══ Supplied material ══
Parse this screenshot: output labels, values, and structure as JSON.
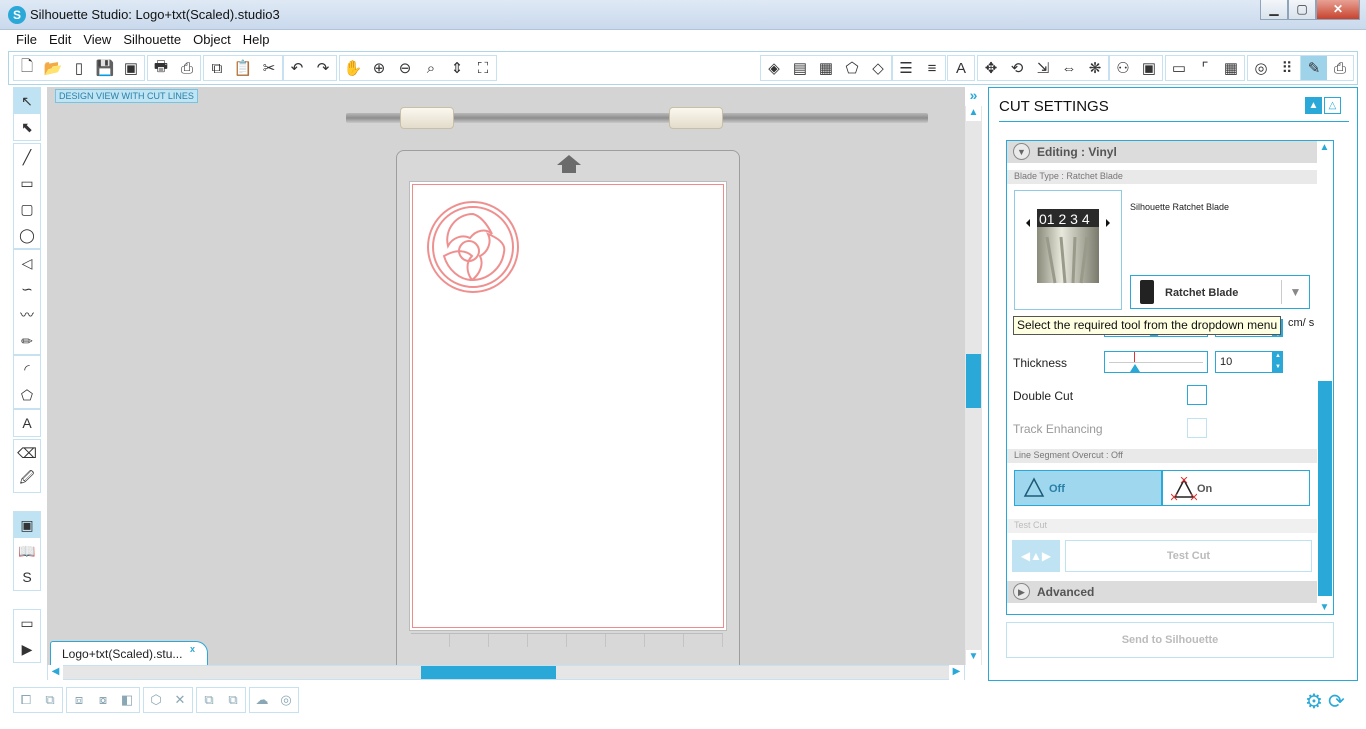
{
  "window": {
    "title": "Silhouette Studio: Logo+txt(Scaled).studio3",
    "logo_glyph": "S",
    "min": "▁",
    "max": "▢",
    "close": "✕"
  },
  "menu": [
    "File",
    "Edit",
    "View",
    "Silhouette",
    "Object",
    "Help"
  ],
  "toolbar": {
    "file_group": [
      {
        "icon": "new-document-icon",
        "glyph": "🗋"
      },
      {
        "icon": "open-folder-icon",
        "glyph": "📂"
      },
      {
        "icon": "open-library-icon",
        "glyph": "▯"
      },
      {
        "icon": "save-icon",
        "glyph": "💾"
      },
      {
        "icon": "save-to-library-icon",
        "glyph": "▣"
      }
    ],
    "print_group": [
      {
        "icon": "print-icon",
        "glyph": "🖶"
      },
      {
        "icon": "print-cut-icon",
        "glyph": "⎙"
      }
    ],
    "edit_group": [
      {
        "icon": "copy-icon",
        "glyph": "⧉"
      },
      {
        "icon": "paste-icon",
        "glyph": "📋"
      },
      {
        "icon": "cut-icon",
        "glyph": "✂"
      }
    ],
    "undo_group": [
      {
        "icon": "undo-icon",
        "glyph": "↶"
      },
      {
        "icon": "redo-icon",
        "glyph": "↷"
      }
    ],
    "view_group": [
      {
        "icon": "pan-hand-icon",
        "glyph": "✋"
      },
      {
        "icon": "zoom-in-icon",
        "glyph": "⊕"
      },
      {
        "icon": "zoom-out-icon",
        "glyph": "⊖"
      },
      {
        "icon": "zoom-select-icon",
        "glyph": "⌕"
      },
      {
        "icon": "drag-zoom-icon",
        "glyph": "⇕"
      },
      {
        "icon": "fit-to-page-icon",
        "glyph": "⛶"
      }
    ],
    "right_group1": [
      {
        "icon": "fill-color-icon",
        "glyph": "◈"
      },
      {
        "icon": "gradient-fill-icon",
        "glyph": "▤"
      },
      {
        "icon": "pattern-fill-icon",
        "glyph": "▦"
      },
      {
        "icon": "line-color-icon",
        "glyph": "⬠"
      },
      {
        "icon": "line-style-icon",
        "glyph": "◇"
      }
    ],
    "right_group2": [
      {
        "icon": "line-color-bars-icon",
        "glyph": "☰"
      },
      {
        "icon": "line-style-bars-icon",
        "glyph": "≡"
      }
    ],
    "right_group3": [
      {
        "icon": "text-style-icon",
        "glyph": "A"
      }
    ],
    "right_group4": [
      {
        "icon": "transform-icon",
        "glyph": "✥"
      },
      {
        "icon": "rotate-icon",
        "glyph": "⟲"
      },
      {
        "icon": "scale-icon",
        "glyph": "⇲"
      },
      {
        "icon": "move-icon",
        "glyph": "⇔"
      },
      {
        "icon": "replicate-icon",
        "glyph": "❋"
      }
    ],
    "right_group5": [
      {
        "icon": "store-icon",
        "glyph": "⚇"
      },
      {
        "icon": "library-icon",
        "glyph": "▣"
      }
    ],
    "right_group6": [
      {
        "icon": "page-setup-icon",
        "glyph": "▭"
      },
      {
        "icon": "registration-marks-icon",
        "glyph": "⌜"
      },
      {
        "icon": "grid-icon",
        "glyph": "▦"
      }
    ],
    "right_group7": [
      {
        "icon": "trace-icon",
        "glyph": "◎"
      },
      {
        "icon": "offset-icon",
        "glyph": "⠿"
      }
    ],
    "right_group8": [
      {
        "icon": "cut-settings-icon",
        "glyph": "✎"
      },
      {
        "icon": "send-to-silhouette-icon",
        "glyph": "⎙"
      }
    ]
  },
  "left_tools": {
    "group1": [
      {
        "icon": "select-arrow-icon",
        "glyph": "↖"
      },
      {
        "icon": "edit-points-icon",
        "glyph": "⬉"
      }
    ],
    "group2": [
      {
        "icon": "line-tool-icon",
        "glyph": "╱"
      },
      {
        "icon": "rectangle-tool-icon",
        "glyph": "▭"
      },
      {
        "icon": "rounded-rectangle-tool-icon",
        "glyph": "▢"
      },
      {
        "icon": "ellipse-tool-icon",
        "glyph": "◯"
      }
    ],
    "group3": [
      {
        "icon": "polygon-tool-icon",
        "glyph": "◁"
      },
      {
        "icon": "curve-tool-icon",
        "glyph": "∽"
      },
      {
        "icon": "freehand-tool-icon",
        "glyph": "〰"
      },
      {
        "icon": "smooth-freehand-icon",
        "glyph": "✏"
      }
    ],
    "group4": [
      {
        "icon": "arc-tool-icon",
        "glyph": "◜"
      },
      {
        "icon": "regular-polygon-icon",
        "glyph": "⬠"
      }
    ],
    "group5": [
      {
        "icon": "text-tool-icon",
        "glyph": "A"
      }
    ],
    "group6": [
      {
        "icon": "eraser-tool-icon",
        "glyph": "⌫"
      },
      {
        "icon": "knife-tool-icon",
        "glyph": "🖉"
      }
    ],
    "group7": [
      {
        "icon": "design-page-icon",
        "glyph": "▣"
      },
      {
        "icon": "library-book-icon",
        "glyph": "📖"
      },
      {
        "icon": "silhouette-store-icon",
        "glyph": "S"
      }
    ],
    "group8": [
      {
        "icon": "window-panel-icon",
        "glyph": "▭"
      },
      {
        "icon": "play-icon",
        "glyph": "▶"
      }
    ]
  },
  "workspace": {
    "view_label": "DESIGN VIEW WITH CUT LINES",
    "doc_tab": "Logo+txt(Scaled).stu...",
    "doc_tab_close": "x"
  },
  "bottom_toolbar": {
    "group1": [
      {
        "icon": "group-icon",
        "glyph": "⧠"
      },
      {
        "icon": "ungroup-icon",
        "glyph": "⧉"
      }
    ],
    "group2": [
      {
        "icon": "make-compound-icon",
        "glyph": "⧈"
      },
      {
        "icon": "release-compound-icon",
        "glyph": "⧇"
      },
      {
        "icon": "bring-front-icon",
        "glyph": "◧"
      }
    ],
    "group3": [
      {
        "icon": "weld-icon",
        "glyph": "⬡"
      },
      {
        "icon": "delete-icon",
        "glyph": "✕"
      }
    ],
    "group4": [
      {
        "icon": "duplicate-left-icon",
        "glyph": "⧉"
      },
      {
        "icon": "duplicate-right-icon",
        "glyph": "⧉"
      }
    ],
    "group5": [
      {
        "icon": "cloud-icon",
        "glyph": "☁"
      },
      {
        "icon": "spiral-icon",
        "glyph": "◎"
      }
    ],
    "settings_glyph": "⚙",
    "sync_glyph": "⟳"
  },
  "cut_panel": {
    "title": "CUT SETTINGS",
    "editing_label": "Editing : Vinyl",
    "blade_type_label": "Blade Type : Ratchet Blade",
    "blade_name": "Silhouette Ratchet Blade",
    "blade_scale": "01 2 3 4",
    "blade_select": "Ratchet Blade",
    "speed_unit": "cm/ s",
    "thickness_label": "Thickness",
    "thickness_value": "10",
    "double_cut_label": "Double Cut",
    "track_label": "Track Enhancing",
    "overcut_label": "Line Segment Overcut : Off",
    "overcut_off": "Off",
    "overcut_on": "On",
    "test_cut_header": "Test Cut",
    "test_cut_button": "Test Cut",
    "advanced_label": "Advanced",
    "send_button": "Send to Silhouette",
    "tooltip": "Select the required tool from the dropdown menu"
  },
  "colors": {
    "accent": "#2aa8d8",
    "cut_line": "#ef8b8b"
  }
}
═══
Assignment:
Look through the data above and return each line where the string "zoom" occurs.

Solution for this exercise:
        "icon": "zoom-in-icon",
        "icon": "zoom-out-icon",
        "icon": "zoom-select-icon",
        "icon": "drag-zoom-icon",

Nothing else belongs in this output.